Tally the lines below that contain "EFFECT". The number is the whole answer.
# # #
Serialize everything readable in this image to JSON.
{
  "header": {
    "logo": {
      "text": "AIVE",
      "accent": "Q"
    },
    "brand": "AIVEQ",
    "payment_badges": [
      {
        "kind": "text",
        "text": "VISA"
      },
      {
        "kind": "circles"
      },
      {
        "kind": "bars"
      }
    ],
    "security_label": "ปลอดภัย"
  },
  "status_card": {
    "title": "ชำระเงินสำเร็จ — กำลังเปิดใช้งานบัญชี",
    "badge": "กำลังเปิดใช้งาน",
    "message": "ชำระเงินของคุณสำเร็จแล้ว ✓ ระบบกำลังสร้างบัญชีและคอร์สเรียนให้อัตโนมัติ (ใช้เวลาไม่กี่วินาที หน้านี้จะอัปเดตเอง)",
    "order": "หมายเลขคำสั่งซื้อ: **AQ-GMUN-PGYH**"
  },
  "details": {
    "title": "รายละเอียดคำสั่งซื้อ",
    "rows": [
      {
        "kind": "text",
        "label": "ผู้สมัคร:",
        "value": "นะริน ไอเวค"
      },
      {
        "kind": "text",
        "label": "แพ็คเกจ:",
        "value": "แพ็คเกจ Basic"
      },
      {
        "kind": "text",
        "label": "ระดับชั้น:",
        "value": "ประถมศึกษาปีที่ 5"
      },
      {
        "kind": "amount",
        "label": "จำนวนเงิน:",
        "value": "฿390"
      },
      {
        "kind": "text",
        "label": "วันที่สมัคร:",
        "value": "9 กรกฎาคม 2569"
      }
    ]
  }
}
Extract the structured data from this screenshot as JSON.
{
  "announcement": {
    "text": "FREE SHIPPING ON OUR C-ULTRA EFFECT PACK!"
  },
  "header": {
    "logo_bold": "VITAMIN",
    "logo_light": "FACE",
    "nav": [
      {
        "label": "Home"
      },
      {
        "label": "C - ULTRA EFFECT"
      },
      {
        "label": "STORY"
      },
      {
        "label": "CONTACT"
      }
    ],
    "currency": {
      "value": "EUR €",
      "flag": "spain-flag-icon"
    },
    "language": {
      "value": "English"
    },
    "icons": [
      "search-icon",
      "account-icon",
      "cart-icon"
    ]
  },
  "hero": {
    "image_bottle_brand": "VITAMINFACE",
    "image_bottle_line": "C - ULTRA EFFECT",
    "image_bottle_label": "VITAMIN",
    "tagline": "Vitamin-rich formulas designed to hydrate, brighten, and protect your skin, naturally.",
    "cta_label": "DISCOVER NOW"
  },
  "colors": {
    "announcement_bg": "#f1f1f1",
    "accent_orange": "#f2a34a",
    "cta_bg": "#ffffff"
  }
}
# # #
Response area:
3